■ YOUR GOAL
Count every line below that holds "JSON". The answer is the number alone.

SUPPLIED INFORMATION: Begin

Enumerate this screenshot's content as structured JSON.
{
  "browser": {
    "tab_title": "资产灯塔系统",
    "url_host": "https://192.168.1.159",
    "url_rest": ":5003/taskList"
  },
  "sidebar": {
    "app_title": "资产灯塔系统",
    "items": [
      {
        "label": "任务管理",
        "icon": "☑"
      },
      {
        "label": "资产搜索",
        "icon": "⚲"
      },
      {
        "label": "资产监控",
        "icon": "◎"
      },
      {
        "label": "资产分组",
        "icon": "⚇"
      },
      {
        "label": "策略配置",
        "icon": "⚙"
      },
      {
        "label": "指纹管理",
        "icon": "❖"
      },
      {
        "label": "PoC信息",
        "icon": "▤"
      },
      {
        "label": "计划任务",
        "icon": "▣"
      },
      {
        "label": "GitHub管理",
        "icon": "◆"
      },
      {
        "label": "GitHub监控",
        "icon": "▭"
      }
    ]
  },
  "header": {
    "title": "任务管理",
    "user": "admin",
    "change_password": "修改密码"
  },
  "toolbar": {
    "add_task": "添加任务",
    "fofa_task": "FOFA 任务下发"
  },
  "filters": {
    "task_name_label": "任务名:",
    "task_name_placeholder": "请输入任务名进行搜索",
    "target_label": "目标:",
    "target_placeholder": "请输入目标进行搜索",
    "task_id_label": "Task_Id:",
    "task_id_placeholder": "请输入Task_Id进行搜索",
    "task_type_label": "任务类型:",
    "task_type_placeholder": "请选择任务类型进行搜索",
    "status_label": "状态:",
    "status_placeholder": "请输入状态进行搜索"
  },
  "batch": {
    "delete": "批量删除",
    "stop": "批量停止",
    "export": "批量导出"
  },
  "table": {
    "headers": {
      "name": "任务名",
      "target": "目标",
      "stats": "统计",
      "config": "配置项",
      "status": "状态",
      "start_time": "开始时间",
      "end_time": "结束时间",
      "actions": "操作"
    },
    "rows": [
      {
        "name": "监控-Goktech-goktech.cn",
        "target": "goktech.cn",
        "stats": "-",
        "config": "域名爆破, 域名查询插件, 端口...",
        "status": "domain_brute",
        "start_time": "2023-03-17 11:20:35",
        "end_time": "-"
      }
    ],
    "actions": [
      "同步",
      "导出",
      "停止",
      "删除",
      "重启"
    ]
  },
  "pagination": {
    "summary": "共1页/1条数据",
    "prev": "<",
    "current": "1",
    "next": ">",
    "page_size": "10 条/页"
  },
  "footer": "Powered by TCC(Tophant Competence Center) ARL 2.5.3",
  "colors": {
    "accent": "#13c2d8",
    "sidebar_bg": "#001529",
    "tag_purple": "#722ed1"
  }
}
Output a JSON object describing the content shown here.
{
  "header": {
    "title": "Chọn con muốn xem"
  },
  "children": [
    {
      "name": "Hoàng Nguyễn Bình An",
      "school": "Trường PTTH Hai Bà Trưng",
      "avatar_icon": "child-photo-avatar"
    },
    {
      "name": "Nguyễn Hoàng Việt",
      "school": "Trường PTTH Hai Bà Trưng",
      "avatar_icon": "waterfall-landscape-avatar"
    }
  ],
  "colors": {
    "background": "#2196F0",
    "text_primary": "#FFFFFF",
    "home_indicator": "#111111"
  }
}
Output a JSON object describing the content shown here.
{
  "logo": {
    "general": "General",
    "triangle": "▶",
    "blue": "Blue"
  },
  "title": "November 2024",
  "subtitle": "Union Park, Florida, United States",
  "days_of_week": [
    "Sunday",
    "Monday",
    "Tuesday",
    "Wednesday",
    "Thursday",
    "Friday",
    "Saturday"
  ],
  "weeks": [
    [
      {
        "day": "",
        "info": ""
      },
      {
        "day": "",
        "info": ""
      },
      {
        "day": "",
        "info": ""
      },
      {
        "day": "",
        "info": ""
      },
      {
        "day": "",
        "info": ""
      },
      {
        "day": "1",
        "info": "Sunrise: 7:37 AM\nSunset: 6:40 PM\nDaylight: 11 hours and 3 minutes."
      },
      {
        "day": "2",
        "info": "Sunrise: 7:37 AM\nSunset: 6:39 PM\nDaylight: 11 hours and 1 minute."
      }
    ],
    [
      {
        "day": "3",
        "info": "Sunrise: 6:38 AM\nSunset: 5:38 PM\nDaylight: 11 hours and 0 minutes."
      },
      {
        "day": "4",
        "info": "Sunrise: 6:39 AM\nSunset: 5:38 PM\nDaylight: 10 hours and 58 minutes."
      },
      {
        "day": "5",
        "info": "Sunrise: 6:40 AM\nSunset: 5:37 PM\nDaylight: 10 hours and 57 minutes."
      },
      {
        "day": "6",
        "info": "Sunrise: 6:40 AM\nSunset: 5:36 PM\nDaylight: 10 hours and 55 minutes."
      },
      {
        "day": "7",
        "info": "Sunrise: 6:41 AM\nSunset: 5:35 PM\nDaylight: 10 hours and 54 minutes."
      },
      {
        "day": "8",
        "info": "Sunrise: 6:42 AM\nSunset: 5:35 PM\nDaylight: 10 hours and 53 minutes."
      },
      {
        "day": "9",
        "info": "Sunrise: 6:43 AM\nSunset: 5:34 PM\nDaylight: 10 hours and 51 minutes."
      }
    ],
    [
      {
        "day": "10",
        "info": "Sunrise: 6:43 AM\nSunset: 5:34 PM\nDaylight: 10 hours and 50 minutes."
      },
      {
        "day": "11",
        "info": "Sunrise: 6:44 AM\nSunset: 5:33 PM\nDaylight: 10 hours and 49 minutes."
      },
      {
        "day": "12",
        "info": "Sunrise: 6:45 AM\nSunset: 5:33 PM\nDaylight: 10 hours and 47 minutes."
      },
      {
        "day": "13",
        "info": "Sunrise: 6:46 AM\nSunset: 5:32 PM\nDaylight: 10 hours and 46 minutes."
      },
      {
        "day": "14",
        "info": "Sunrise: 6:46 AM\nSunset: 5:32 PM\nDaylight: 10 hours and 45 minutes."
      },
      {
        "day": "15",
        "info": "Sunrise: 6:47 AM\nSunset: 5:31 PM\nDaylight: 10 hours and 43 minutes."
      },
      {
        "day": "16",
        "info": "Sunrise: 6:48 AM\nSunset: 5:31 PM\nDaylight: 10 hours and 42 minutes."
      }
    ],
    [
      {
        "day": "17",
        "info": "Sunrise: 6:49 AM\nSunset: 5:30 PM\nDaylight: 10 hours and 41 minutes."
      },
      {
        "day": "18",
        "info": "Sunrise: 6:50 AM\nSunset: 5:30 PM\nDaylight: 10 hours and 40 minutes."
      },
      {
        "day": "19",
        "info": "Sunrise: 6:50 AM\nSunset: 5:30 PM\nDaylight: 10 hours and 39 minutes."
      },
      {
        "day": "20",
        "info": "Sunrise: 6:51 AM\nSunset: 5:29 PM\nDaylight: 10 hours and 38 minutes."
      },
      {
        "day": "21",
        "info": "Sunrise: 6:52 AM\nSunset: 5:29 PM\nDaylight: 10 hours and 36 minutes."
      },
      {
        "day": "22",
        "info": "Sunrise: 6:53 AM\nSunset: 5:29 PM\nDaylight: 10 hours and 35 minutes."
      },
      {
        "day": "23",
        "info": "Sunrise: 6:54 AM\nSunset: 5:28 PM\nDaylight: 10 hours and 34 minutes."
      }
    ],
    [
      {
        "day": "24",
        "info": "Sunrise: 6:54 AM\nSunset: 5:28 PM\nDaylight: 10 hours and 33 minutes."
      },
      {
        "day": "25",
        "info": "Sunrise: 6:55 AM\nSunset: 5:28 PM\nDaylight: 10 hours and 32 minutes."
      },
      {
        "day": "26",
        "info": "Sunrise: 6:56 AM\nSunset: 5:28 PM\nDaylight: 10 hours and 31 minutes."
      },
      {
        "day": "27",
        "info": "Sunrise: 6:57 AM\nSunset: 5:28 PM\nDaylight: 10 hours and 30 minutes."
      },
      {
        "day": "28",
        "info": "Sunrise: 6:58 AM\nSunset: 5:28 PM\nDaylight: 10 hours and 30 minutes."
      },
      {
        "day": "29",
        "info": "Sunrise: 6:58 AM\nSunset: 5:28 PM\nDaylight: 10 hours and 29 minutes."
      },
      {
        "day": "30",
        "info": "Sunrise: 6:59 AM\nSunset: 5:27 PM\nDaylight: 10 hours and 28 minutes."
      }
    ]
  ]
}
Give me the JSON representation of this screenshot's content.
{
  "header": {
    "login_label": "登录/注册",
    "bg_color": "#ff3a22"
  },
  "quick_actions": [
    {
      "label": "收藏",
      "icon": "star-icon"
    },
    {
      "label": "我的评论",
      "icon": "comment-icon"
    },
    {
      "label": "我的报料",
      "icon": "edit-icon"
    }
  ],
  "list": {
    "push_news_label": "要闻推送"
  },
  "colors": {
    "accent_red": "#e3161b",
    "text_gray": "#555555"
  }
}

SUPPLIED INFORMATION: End

■ ANSWER TO THE EXERCISE
4